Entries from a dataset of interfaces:
----
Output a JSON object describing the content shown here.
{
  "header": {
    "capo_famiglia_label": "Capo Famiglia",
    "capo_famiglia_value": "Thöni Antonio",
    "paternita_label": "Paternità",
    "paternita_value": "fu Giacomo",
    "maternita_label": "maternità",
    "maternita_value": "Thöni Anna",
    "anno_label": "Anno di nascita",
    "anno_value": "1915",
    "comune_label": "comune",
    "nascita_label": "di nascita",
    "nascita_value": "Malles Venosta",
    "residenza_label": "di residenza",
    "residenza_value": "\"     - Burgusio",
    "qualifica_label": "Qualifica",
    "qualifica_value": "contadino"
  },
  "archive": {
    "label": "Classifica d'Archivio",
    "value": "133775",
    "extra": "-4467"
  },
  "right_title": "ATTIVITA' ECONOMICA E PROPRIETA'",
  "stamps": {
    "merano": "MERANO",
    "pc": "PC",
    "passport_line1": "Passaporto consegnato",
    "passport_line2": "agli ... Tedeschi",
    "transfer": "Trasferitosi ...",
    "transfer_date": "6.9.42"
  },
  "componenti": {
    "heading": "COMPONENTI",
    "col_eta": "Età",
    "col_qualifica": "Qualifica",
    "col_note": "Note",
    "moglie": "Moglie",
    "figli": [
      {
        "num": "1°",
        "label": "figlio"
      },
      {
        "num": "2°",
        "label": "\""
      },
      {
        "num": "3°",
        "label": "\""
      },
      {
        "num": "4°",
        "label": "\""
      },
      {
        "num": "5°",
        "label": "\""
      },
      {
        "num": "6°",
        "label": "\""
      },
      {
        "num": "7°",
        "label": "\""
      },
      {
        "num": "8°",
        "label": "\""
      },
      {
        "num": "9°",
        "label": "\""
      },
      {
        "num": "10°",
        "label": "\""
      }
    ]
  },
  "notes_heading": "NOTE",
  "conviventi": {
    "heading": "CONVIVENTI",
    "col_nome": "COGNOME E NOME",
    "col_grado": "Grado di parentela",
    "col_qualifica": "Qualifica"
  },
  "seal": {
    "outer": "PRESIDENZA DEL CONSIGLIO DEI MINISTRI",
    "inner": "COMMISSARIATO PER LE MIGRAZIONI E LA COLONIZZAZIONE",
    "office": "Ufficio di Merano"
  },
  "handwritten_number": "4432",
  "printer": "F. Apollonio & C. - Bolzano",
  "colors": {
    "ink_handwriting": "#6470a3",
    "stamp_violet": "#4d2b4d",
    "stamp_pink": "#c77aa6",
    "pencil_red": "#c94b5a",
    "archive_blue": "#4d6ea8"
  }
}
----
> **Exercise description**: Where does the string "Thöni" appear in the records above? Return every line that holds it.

> **Result of this task**:
    "capo_famiglia_value": "Thöni Antonio",
    "maternita_value": "Thöni Anna",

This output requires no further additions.